The species is an understory tree that can grow even in home gardens. Botanists like Fernando are recommending domestication of the plant to reduce its harvest from the wild, citing the success of cinnamon (Cinnamomum verum), of which Sri Lanka is the world’s top producers.
“Cinnamon was earlier grown only in the wild and our ancestors collected wild cinnamon from forested areas,” Fernando and Gunatilleke said. “But once introduced to home gardens, resulting in commercial scale cinnamon plantations, it became an accessible commodity and reduced the pressure.”
Today, there’s no more harvesting of cinnamon from the wild in Sri Lanka, with all production coming from home gardening and commercial cultivation — a path that Gunatilleke said could also protect agarwood.
An obstacle on that path, however, is the lack of research into how to produce the resin efficiently. In the wild, the trees only secrete the resin in response to an infestation by bacteria, fungus or insects. What’s needed to help domestic cultivation scale up, said Fernando, is research into how to stimulate this response through the use of inoculants — the same way vaccinations in humans train the body to respond to a given disease.
Upul Subasinghe, of the University of Sri Jayewardenepura, is a researcher experimenting to find a viable inoculant that can trigger the production of agarwood. Working with the private sector, Subasinghe is trying to promote agarwood plantations islandwide.
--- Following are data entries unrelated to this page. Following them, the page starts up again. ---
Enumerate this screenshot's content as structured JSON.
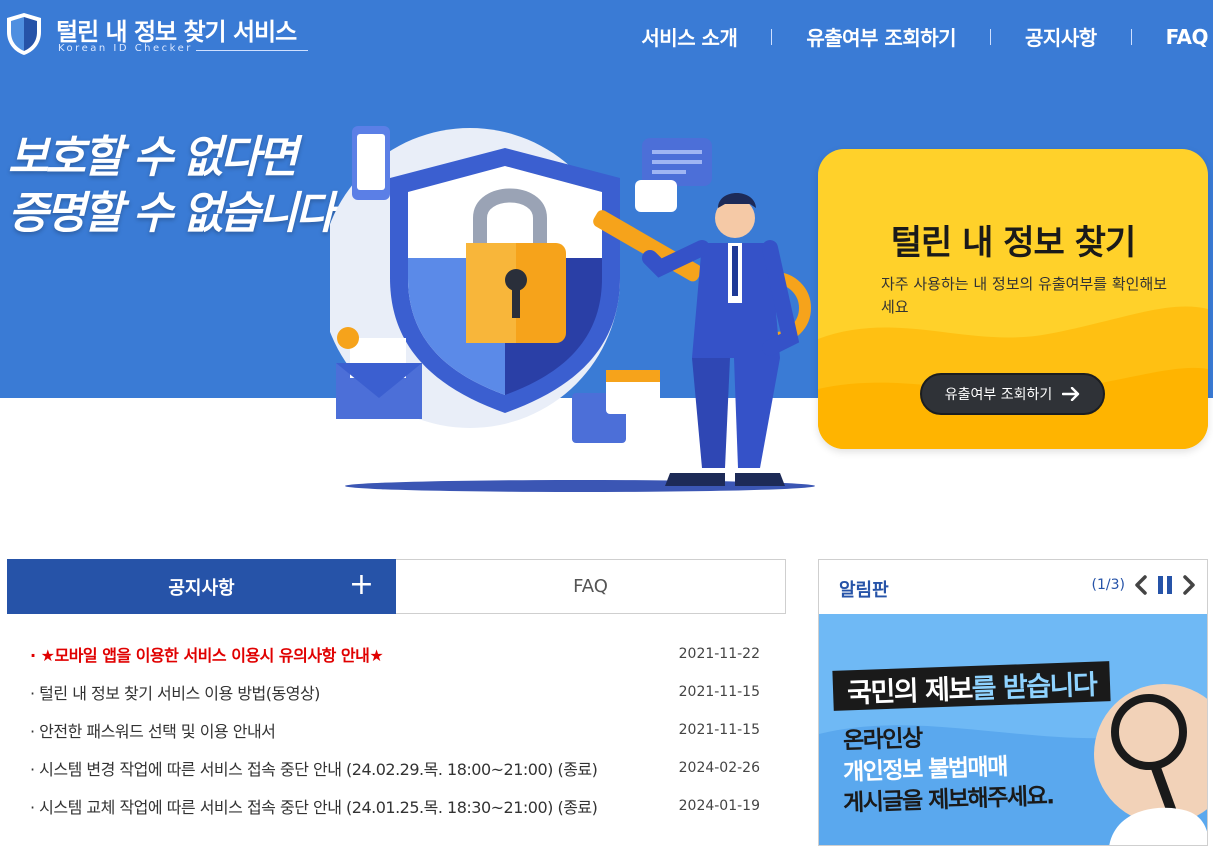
{
  "header": {
    "title": "털린 내 정보 찾기 서비스",
    "subtitle": "Korean ID Checker",
    "nav": [
      "서비스 소개",
      "유출여부 조회하기",
      "공지사항",
      "FAQ"
    ]
  },
  "hero": {
    "slogan_line1": "보호할 수 없다면",
    "slogan_line2": "증명할 수 없습니다",
    "card_title": "털린 내 정보 찾기",
    "card_desc": "자주 사용하는 내 정보의 유출여부를 확인해보세요",
    "card_button": "유출여부 조회하기"
  },
  "tabs": {
    "active": "공지사항",
    "inactive": "FAQ",
    "more_label": "+"
  },
  "notices": [
    {
      "title": "· ★모바일 앱을 이용한 서비스 이용시 유의사항 안내★",
      "date": "2021-11-22",
      "highlight": true
    },
    {
      "title": "· 털린 내 정보 찾기 서비스 이용 방법(동영상)",
      "date": "2021-11-15",
      "highlight": false
    },
    {
      "title": "· 안전한 패스워드 선택 및 이용 안내서",
      "date": "2021-11-15",
      "highlight": false
    },
    {
      "title": "· 시스템 변경 작업에 따른 서비스 접속 중단 안내 (24.02.29.목. 18:00~21:00) (종료)",
      "date": "2024-02-26",
      "highlight": false
    },
    {
      "title": "· 시스템 교체 작업에 따른 서비스 접속 중단 안내 (24.01.25.목. 18:30~21:00) (종료)",
      "date": "2024-01-19",
      "highlight": false
    }
  ],
  "board": {
    "title": "알림판",
    "page": "(1/3)",
    "banner_title_a": "국민의 제보",
    "banner_title_b": "를 받습니다",
    "banner_line1": "온라인상",
    "banner_line2": "개인정보 불법매매",
    "banner_line3": "게시글을 제보해주세요."
  },
  "colors": {
    "primary": "#3a7bd5",
    "tab_active": "#2653a8",
    "card_yellow": "#ffd12a",
    "alert_red": "#e00000"
  }
}
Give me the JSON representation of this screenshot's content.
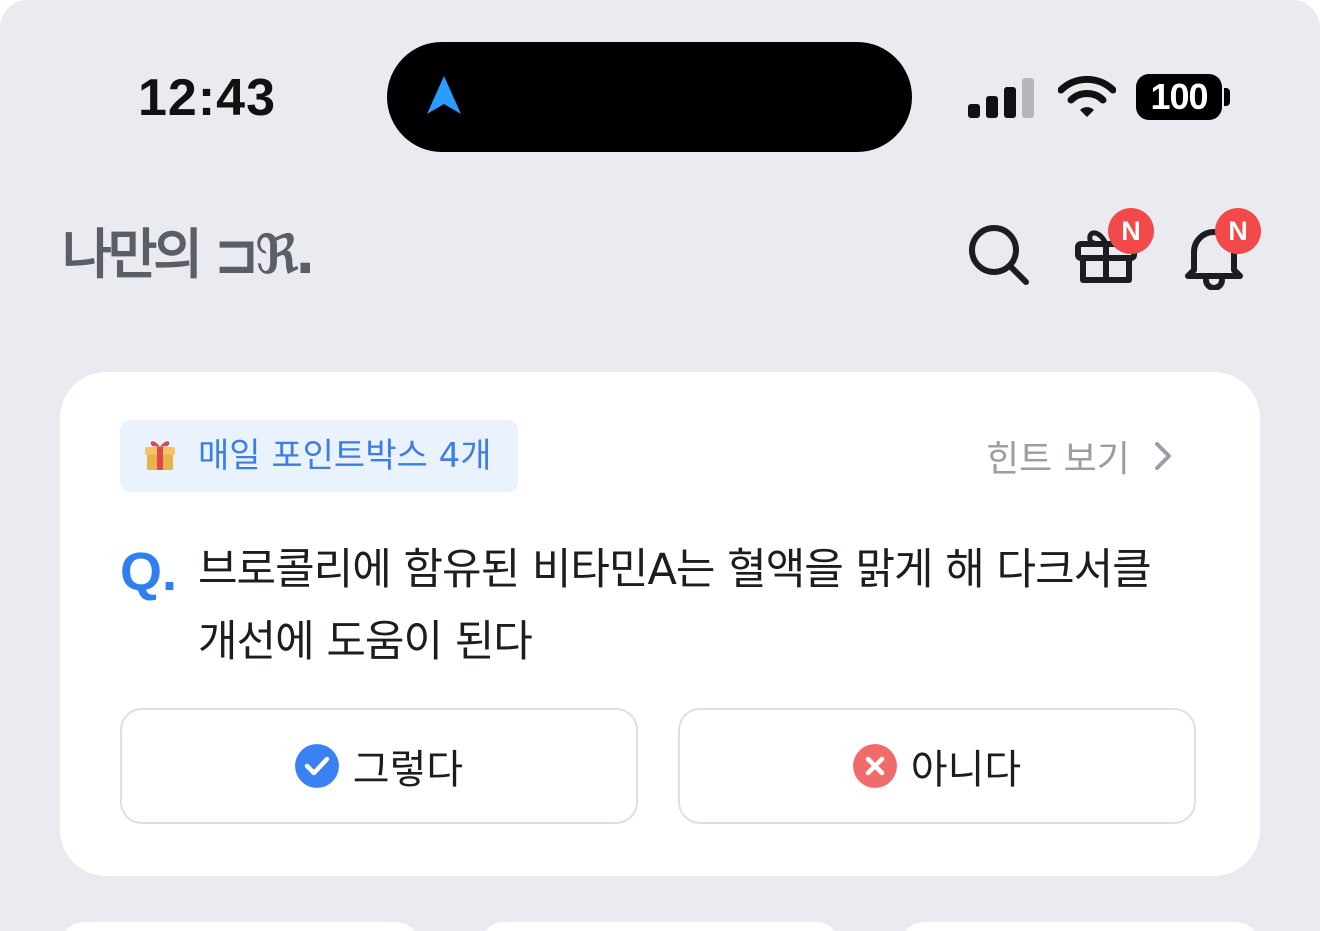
{
  "status_bar": {
    "time": "12:43",
    "battery": "100"
  },
  "header": {
    "logo": "나만의 ⊐ℜ.",
    "search_icon": "search-icon",
    "gift_badge": "N",
    "bell_badge": "N"
  },
  "quiz": {
    "points_chip": "매일 포인트박스 4개",
    "hint": "힌트 보기",
    "q_mark": "Q.",
    "question": "브로콜리에 함유된 비타민A는 혈액을 맑게 해 다크서클 개선에 도움이 된다",
    "yes_label": "그렇다",
    "no_label": "아니다"
  },
  "colors": {
    "background": "#e9ebf0",
    "accent": "#2f7ff0",
    "badge": "#f24a4a",
    "no_icon": "#f26b6b"
  }
}
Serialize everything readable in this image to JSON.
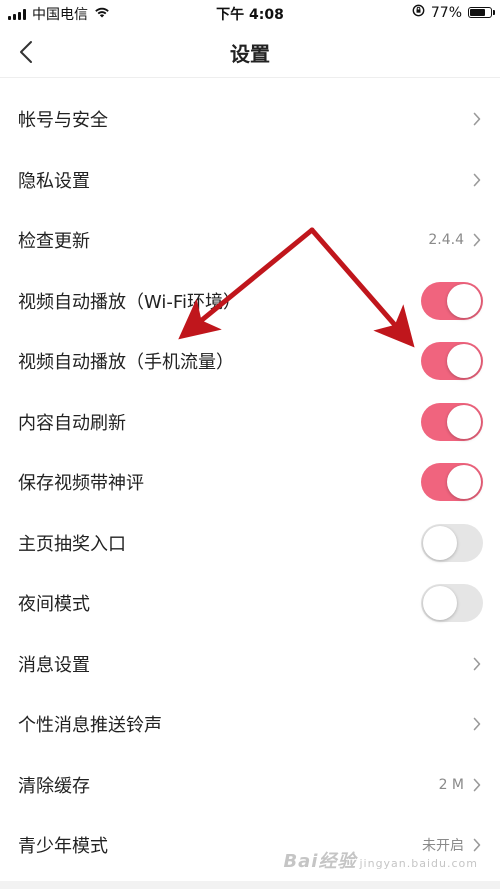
{
  "status_bar": {
    "carrier": "中国电信",
    "time": "下午 4:08",
    "battery": "77%",
    "battery_level": 0.77
  },
  "header": {
    "title": "设置"
  },
  "settings": [
    {
      "label": "帐号与安全",
      "control": "chevron",
      "value": ""
    },
    {
      "label": "隐私设置",
      "control": "chevron",
      "value": ""
    },
    {
      "label": "检查更新",
      "control": "chevron",
      "value": "2.4.4"
    },
    {
      "label": "视频自动播放（Wi-Fi环境）",
      "control": "toggle",
      "on": true
    },
    {
      "label": "视频自动播放（手机流量）",
      "control": "toggle",
      "on": true
    },
    {
      "label": "内容自动刷新",
      "control": "toggle",
      "on": true
    },
    {
      "label": "保存视频带神评",
      "control": "toggle",
      "on": true
    },
    {
      "label": "主页抽奖入口",
      "control": "toggle",
      "on": false
    },
    {
      "label": "夜间模式",
      "control": "toggle",
      "on": false
    },
    {
      "label": "消息设置",
      "control": "chevron",
      "value": ""
    },
    {
      "label": "个性消息推送铃声",
      "control": "chevron",
      "value": ""
    },
    {
      "label": "清除缓存",
      "control": "chevron",
      "value": "2 M"
    },
    {
      "label": "青少年模式",
      "control": "chevron",
      "value": "未开启"
    }
  ],
  "watermark": {
    "text": "Bai经验",
    "sub": "jingyan.baidu.com"
  },
  "colors": {
    "toggle_on": "#f0647e",
    "toggle_off": "#e5e5e5",
    "annotation_arrow": "#c0161c"
  }
}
He agreed that the best method to protect the wild species is to farm them at a commercial scale. “The current mechanism,” he said, “does not allow export.”
Banner image of specimens of locally produced agarwood, courtesy of the Sri Lanka customs department.